In Part 1 of this two-part series, we’ll walk through the NIJ (USA) soft armor certification process from start to finish and why each test is important to ensure the protection of each level of armor.
For maximum protection, all soft armor in the US is NIJ certified. This is critical because the National Institute of Justice (NIJ) sets the national standard for body armor in the US to ensure that it works properly and offers the level of protection required against certain ballistic threats.
NIJ’s certification process is much more than a cursory glance at some arbitrary standards. This is an extensive hands-on process where more than 50 armor samples are put through a series of rigorous tests under various conditions that closely mimic the conditions users will encounter in real-life body armor.
The testing consists of not only testing ballistic protection, but also how well the armor holds up in environmental conditions such as extreme heat and humidity. These tests are conducted in NIJ-authorized laboratories that ensure compliance with NIJ’s strict standards.
High humidity and immersion of armor in water
Soft ballistic armor consists of tightly woven strands of fiber that must remain tightly woven to stop bullets, so they are enclosed within a waterproof membrane to protect against moisture. To simulate wearing body armor on hot days and in the rain, where moisture can be a problem, NIJ tests this sealed ballistic to ensure that the aramid threads do not loosen or separate when the panel is worn in high humidity or after submersion in water. The armor is also subjected to intense heat for extended periods to ensure that the threads do not separate or loosen too much from the high temperatures.
Armor wear test
After heat and moisture resistance tests, the armor is placed in a drum for 10 days to simulate five years of use and wear. Why five years? Because that’s the length of the manufacturer’s warranty on all NIJ-certified armor. If the armor sample can still stop a bullet after the wear test, the test is passed. Crafted armor must withstand up to five years of severe wear and tear and still be strong enough to protect the wearer.
Armor ballistic tests
NIJ (USA) Armor Protection Standards Testing: Why and How (Part 1) – 3 But does it all matter if the armor can’t stop bullets? The final and most important test is to subject the armor to tests with different calibers of bullets, which are most likely to be a direct threat to the wearer of this armor.

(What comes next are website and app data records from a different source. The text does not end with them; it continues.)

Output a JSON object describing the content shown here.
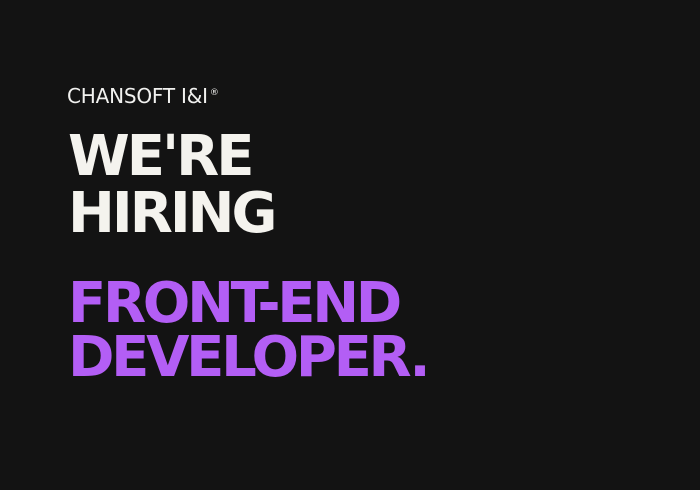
{
  "brand": {
    "name": "CHANSOFT I&I",
    "mark": "®"
  },
  "headline": {
    "line1": "WE'RE",
    "line2": "HIRING"
  },
  "role": {
    "line1": "FRONT-END",
    "line2": "DEVELOPER."
  },
  "colors": {
    "background": "#131313",
    "text": "#f4f3ee",
    "accent": "#b35ef5"
  }
}
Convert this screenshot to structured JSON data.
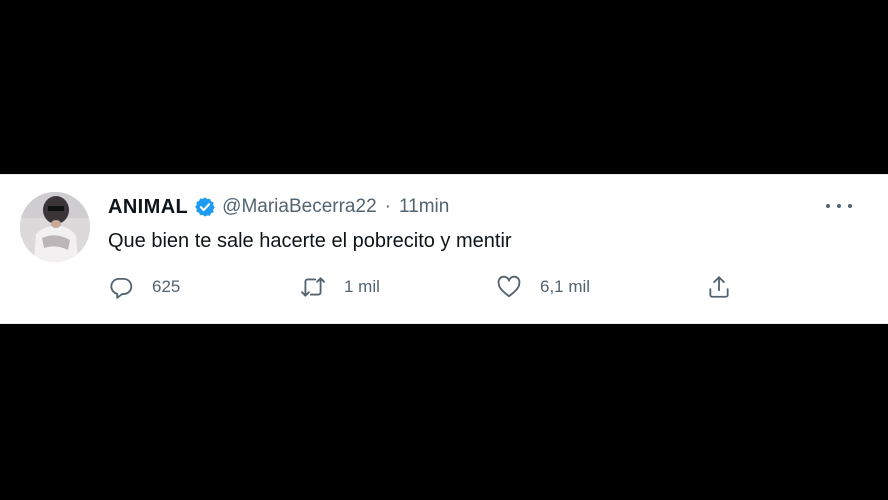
{
  "tweet": {
    "display_name": "ANIMAL",
    "handle": "@MariaBecerra22",
    "separator": "·",
    "time": "11min",
    "text": "Que bien te sale hacerte el pobrecito y mentir",
    "verified": true,
    "actions": {
      "reply_count": "625",
      "retweet_count": "1 mil",
      "like_count": "6,1 mil"
    },
    "icons": {
      "reply": "reply-icon",
      "retweet": "retweet-icon",
      "like": "heart-icon",
      "share": "share-icon",
      "more": "more-icon",
      "verified": "verified-badge-icon"
    },
    "colors": {
      "verified": "#1d9bf0",
      "text": "#0f1419",
      "secondary": "#536471",
      "background": "#ffffff",
      "frame": "#000000"
    }
  }
}
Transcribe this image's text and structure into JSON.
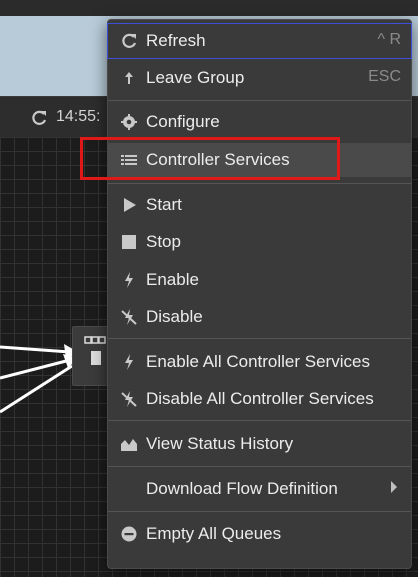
{
  "stats_bar": {
    "time": "14:55:"
  },
  "menu": {
    "items": [
      {
        "label": "Refresh",
        "icon": "refresh-icon",
        "shortcut": "^ R"
      },
      {
        "label": "Leave Group",
        "icon": "leave-group-icon",
        "shortcut": "ESC"
      },
      {
        "label": "Configure",
        "icon": "gear-icon"
      },
      {
        "label": "Controller Services",
        "icon": "list-icon"
      },
      {
        "label": "Start",
        "icon": "play-icon"
      },
      {
        "label": "Stop",
        "icon": "stop-icon"
      },
      {
        "label": "Enable",
        "icon": "bolt-icon"
      },
      {
        "label": "Disable",
        "icon": "bolt-off-icon"
      },
      {
        "label": "Enable All Controller Services",
        "icon": "bolt-icon"
      },
      {
        "label": "Disable All Controller Services",
        "icon": "bolt-off-icon"
      },
      {
        "label": "View Status History",
        "icon": "area-chart-icon"
      },
      {
        "label": "Download Flow Definition",
        "icon": ""
      },
      {
        "label": "Empty All Queues",
        "icon": "minus-circle-icon"
      }
    ]
  },
  "colors": {
    "highlight": "#e01818",
    "focus_outline": "#3d4fd6",
    "menu_bg": "#3a3a3a"
  }
}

Soft armor offers two levels of protection: Level II and IIIA. Each is designed to absorb bullets up to a specific caliber and velocity. During the NIJ tests, six rounds of two different calibers are fired at the armor to evaluate its effectiveness:
NIJ level II
- 9mm FMJ, 124gr at 1305ft/s (397m/s)
- 357 Magnum JSP 158 gr at 1430 ft/s (435m/s)
NIJ Level IIIA
- 357 Sig, 125 gr at 1470 ft/s (448m/s)
- 44 Magnum SJHP 240gr at 1430 ft/s (435m/s)
Each of the 12 samples is fired six times, for a total of 144 shots. This confirms that each panel is reusable, tested to absorb at least six rounds, which is more than most attackers will hit you in a firefight.
How accurate is the test? A single failure of any of the armor samples that does not stop all test bullets will result in a failure of the overall test.